_Directions for this task_
Leaving out all images, write out the records that follow exactly.

_Information shown_

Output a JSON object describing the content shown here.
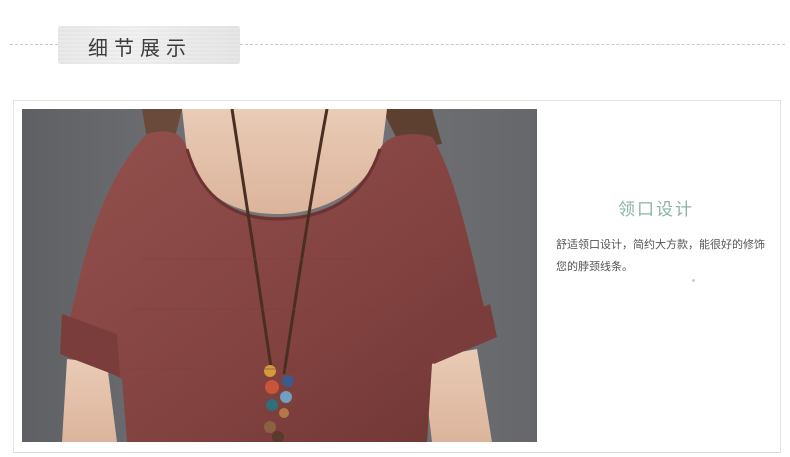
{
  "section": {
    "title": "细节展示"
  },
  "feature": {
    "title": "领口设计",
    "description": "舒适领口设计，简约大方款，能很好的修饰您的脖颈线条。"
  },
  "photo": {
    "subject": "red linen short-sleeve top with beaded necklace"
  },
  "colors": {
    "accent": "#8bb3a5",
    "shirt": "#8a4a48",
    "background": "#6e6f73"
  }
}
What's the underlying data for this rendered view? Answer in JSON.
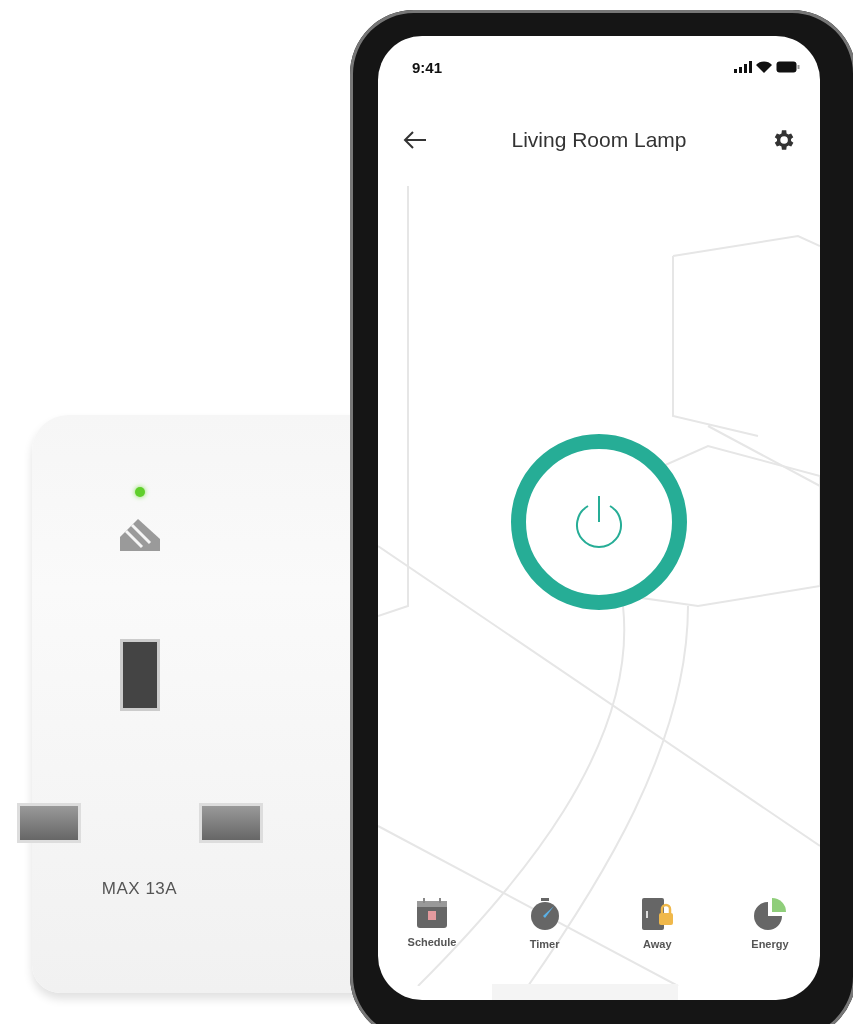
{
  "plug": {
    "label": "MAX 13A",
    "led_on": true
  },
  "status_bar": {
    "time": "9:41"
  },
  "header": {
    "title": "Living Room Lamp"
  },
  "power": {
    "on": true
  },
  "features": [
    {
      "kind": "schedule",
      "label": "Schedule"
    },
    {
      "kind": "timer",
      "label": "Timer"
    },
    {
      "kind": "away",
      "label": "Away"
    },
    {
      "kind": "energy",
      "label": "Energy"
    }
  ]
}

_Result of this exercise_
Output a JSON object describing the content shown here.
{
  "section": {
    "title": "细节展示"
  },
  "feature": {
    "title": "领口设计",
    "description": "舒适领口设计，简约大方款，能很好的修饰您的脖颈线条。"
  },
  "photo": {
    "subject": "red linen short-sleeve top with beaded necklace"
  },
  "colors": {
    "accent": "#8bb3a5",
    "shirt": "#8a4a48",
    "background": "#6e6f73"
  }
}
What's the underlying data for this rendered view? Answer in JSON.
{
  "plug": {
    "label": "MAX 13A",
    "led_on": true
  },
  "status_bar": {
    "time": "9:41"
  },
  "header": {
    "title": "Living Room Lamp"
  },
  "power": {
    "on": true
  },
  "features": [
    {
      "kind": "schedule",
      "label": "Schedule"
    },
    {
      "kind": "timer",
      "label": "Timer"
    },
    {
      "kind": "away",
      "label": "Away"
    },
    {
      "kind": "energy",
      "label": "Energy"
    }
  ]
}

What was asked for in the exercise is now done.